Rev. Ray Anderson recalls seeing some graffiti one time in San Francisco which said “Judas come home – all is forgiven.”  And so he wondered, was Judas forgiven?  What are the limits of God’s forgiveness, and could Judas possibly be included?  I think the answer is yes, that even Judas can and was forgiven for his actions, just as Peter was, and I believe that not only because of what Paul writes to the Romans, and not only because of the fact that Matthew tells us that Judas repented for his actions, but also for the fact of what happens immediately before Judas leaves to carry out his act of betrayal, and that is that Judas participates in the first communion celebration.  Jesus doesn’t do it after Judas leaves, he doesn’t tell Judas to leave first, and he doesn’t say that this doesn’t apply to Judas.  Instead Jesus takes the bread and he breaks it and he says this is my body which is given for you, and the first person he serves is Judas, and then he takes the cup and he says this is the blood of the new covenant poured out for you and for many for the forgiveness of sins, and then the first person he gives it to is Judas.  I think Judas shows us the power of the cross, and Judas shows us the power and extent of God’s forgiveness.

But, based on Matthew’s account we must also wonder if Judas ever truly understood that forgiveness for himself. Matthew tells us that Judas repented for his actions, just as Peter did, but rather than being able to go and strengthen his brothers as Peter did, he instead went and hung himself. It has been said that not forgiving others is like drinking poison and expecting the other person to be hurt, and not forgiving ourselves is even worse, because it’s like drinking a double portion. Now forgiveness for ourselves and for others does not come easily, or freely, we must seek it, we must turn around, we must repent, but then we must also be willing to receive.

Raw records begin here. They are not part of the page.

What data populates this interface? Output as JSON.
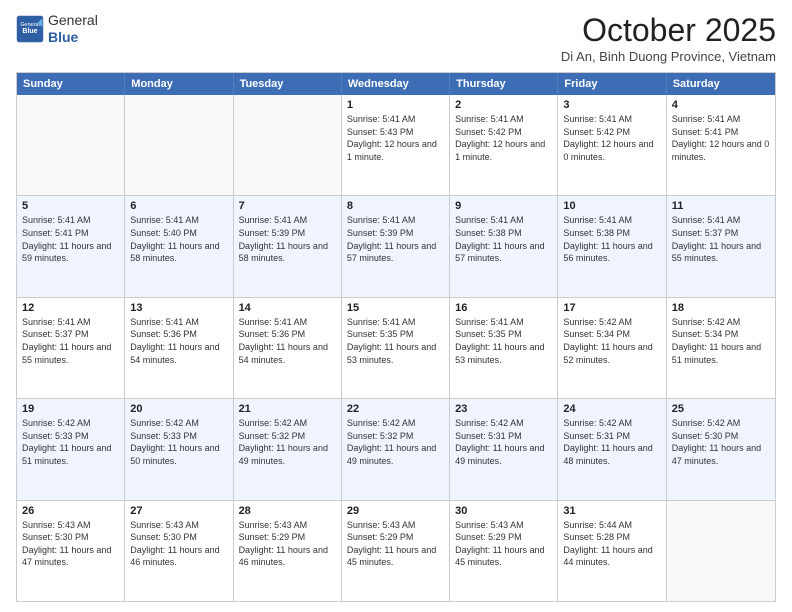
{
  "logo": {
    "general": "General",
    "blue": "Blue"
  },
  "header": {
    "month": "October 2025",
    "location": "Di An, Binh Duong Province, Vietnam"
  },
  "days": [
    "Sunday",
    "Monday",
    "Tuesday",
    "Wednesday",
    "Thursday",
    "Friday",
    "Saturday"
  ],
  "rows": [
    [
      {
        "day": "",
        "empty": true
      },
      {
        "day": "",
        "empty": true
      },
      {
        "day": "",
        "empty": true
      },
      {
        "day": "1",
        "sunrise": "5:41 AM",
        "sunset": "5:43 PM",
        "daylight": "12 hours and 1 minute."
      },
      {
        "day": "2",
        "sunrise": "5:41 AM",
        "sunset": "5:42 PM",
        "daylight": "12 hours and 1 minute."
      },
      {
        "day": "3",
        "sunrise": "5:41 AM",
        "sunset": "5:42 PM",
        "daylight": "12 hours and 0 minutes."
      },
      {
        "day": "4",
        "sunrise": "5:41 AM",
        "sunset": "5:41 PM",
        "daylight": "12 hours and 0 minutes."
      }
    ],
    [
      {
        "day": "5",
        "sunrise": "5:41 AM",
        "sunset": "5:41 PM",
        "daylight": "11 hours and 59 minutes."
      },
      {
        "day": "6",
        "sunrise": "5:41 AM",
        "sunset": "5:40 PM",
        "daylight": "11 hours and 58 minutes."
      },
      {
        "day": "7",
        "sunrise": "5:41 AM",
        "sunset": "5:39 PM",
        "daylight": "11 hours and 58 minutes."
      },
      {
        "day": "8",
        "sunrise": "5:41 AM",
        "sunset": "5:39 PM",
        "daylight": "11 hours and 57 minutes."
      },
      {
        "day": "9",
        "sunrise": "5:41 AM",
        "sunset": "5:38 PM",
        "daylight": "11 hours and 57 minutes."
      },
      {
        "day": "10",
        "sunrise": "5:41 AM",
        "sunset": "5:38 PM",
        "daylight": "11 hours and 56 minutes."
      },
      {
        "day": "11",
        "sunrise": "5:41 AM",
        "sunset": "5:37 PM",
        "daylight": "11 hours and 55 minutes."
      }
    ],
    [
      {
        "day": "12",
        "sunrise": "5:41 AM",
        "sunset": "5:37 PM",
        "daylight": "11 hours and 55 minutes."
      },
      {
        "day": "13",
        "sunrise": "5:41 AM",
        "sunset": "5:36 PM",
        "daylight": "11 hours and 54 minutes."
      },
      {
        "day": "14",
        "sunrise": "5:41 AM",
        "sunset": "5:36 PM",
        "daylight": "11 hours and 54 minutes."
      },
      {
        "day": "15",
        "sunrise": "5:41 AM",
        "sunset": "5:35 PM",
        "daylight": "11 hours and 53 minutes."
      },
      {
        "day": "16",
        "sunrise": "5:41 AM",
        "sunset": "5:35 PM",
        "daylight": "11 hours and 53 minutes."
      },
      {
        "day": "17",
        "sunrise": "5:42 AM",
        "sunset": "5:34 PM",
        "daylight": "11 hours and 52 minutes."
      },
      {
        "day": "18",
        "sunrise": "5:42 AM",
        "sunset": "5:34 PM",
        "daylight": "11 hours and 51 minutes."
      }
    ],
    [
      {
        "day": "19",
        "sunrise": "5:42 AM",
        "sunset": "5:33 PM",
        "daylight": "11 hours and 51 minutes."
      },
      {
        "day": "20",
        "sunrise": "5:42 AM",
        "sunset": "5:33 PM",
        "daylight": "11 hours and 50 minutes."
      },
      {
        "day": "21",
        "sunrise": "5:42 AM",
        "sunset": "5:32 PM",
        "daylight": "11 hours and 49 minutes."
      },
      {
        "day": "22",
        "sunrise": "5:42 AM",
        "sunset": "5:32 PM",
        "daylight": "11 hours and 49 minutes."
      },
      {
        "day": "23",
        "sunrise": "5:42 AM",
        "sunset": "5:31 PM",
        "daylight": "11 hours and 49 minutes."
      },
      {
        "day": "24",
        "sunrise": "5:42 AM",
        "sunset": "5:31 PM",
        "daylight": "11 hours and 48 minutes."
      },
      {
        "day": "25",
        "sunrise": "5:42 AM",
        "sunset": "5:30 PM",
        "daylight": "11 hours and 47 minutes."
      }
    ],
    [
      {
        "day": "26",
        "sunrise": "5:43 AM",
        "sunset": "5:30 PM",
        "daylight": "11 hours and 47 minutes."
      },
      {
        "day": "27",
        "sunrise": "5:43 AM",
        "sunset": "5:30 PM",
        "daylight": "11 hours and 46 minutes."
      },
      {
        "day": "28",
        "sunrise": "5:43 AM",
        "sunset": "5:29 PM",
        "daylight": "11 hours and 46 minutes."
      },
      {
        "day": "29",
        "sunrise": "5:43 AM",
        "sunset": "5:29 PM",
        "daylight": "11 hours and 45 minutes."
      },
      {
        "day": "30",
        "sunrise": "5:43 AM",
        "sunset": "5:29 PM",
        "daylight": "11 hours and 45 minutes."
      },
      {
        "day": "31",
        "sunrise": "5:44 AM",
        "sunset": "5:28 PM",
        "daylight": "11 hours and 44 minutes."
      },
      {
        "day": "",
        "empty": true
      }
    ]
  ]
}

We must be willing to let go and to let God’s grace and love and forgiveness overwhelm us, and flow through us, and flow over us. What I see in the story of Judas is not the personification of evil, not of the worst things that we can do or be, but instead I see in it the story of God’s love and of God’s forgiveness, and the reminder of a constant theme this lent that we all fall short of the glory of God, but that God loves us and that God forgives us because God wants to be in relation with us, and that we are called to remember that not only when we see the cross, but when we take the bread and we receive the cup, the same thing received by all the disciples, including Judas, as God’s love given for us and poured out for us by the gift of God’s son.

1 comment:

  1. I am the one who wrote the signs in San Francisco: COME HOME, JUDAS - ALL IS FORGIVEN. J.C."
    Just at a time when I was terribly betrayed by my own closest friend, I had the idea that even Jesus would have forgiven Judas.